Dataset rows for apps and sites
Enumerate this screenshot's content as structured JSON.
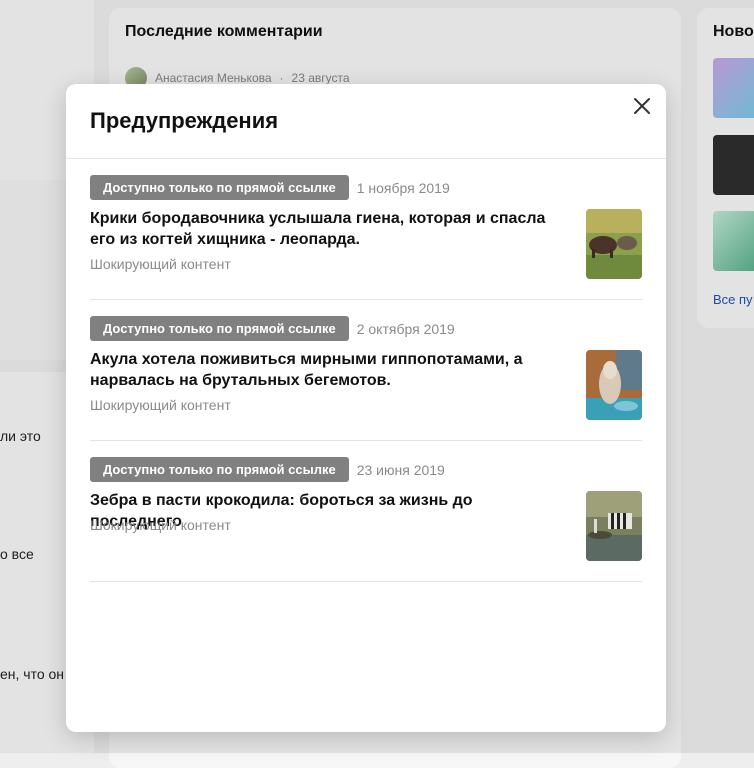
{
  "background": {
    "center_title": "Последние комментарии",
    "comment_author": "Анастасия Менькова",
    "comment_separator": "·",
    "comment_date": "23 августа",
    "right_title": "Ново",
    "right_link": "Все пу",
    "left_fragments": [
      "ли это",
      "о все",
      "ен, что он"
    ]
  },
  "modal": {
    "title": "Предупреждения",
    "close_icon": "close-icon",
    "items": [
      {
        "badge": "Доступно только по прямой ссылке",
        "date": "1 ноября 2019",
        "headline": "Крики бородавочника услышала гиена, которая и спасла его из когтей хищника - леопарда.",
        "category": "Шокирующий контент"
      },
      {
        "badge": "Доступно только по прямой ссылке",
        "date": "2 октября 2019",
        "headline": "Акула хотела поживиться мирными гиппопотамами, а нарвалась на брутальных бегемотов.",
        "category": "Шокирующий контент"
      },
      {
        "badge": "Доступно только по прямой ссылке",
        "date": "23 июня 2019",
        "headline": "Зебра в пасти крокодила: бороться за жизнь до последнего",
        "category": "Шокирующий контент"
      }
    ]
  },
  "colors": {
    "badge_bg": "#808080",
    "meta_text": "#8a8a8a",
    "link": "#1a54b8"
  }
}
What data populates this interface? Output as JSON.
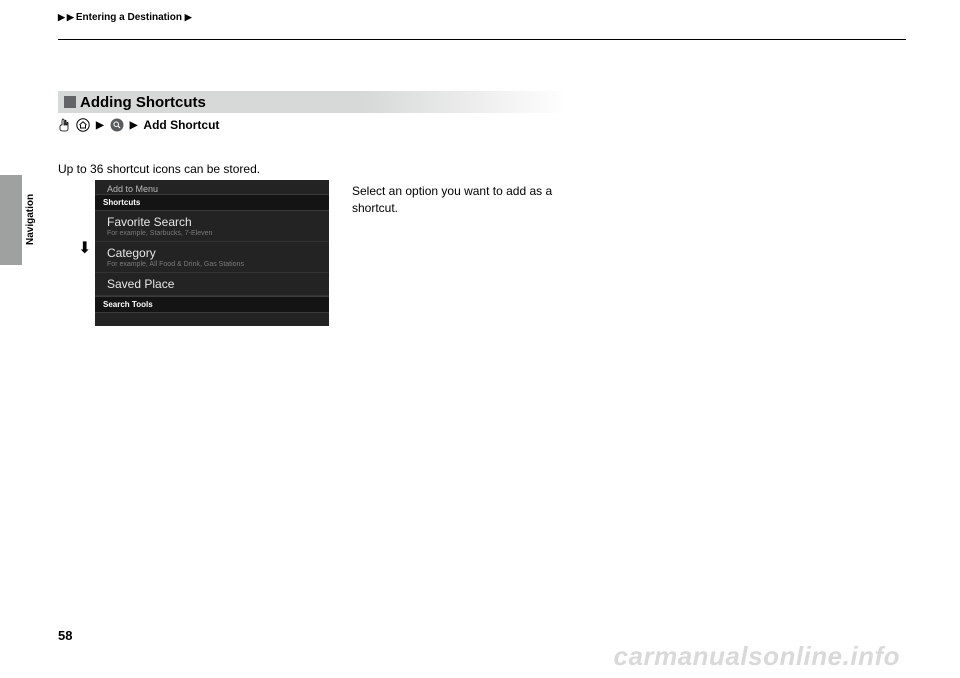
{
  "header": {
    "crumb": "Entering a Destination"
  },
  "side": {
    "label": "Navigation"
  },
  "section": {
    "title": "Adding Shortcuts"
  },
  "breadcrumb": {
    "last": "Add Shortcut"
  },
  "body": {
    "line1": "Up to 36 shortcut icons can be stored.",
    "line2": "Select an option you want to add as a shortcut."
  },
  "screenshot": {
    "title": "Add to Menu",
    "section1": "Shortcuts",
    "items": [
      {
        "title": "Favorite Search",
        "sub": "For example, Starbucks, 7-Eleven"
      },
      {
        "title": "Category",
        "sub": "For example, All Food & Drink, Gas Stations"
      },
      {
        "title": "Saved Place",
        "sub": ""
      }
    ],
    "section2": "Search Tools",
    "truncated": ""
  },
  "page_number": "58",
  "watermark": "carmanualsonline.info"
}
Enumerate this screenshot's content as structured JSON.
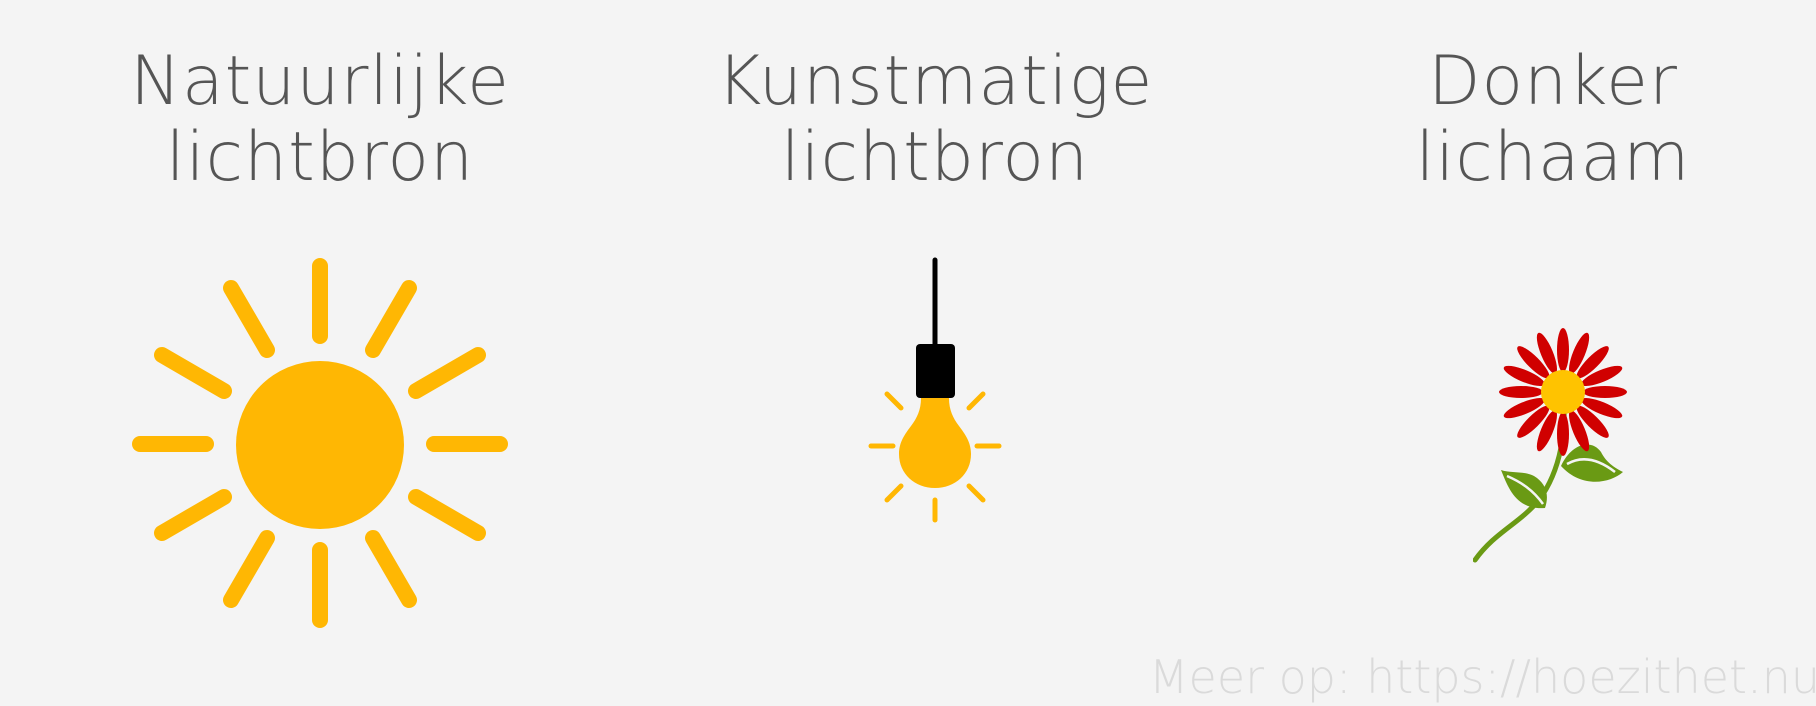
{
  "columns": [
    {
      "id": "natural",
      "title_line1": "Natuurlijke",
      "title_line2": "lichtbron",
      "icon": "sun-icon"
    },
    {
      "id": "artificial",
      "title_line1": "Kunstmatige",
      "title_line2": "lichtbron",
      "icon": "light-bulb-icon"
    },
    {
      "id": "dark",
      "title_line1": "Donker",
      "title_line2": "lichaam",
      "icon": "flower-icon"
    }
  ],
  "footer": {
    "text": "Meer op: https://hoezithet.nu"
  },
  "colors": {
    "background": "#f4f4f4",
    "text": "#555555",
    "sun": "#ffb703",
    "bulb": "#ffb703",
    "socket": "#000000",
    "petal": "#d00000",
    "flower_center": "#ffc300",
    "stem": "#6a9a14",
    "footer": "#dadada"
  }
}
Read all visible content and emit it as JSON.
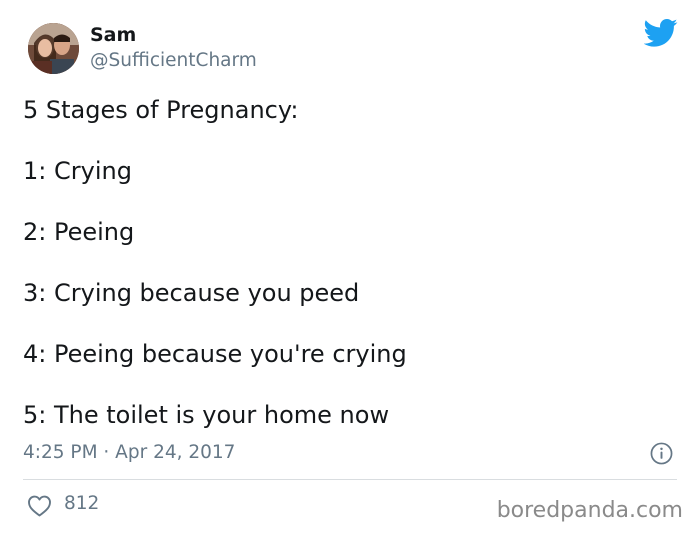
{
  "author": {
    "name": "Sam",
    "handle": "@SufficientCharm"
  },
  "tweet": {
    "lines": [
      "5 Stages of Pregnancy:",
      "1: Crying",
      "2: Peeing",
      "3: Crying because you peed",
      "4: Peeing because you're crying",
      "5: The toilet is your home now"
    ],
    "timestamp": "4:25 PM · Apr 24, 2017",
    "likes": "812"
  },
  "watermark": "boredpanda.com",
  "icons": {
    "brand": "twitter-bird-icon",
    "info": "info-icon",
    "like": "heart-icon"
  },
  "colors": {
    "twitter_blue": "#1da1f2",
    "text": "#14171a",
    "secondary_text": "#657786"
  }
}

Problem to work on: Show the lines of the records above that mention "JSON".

Reply:
Enumerate this screenshot's content as structured JSON.
What data populates this interface? Output as JSON.
Enumerate this screenshot's content as structured JSON.
Read all visible content and emit it as JSON.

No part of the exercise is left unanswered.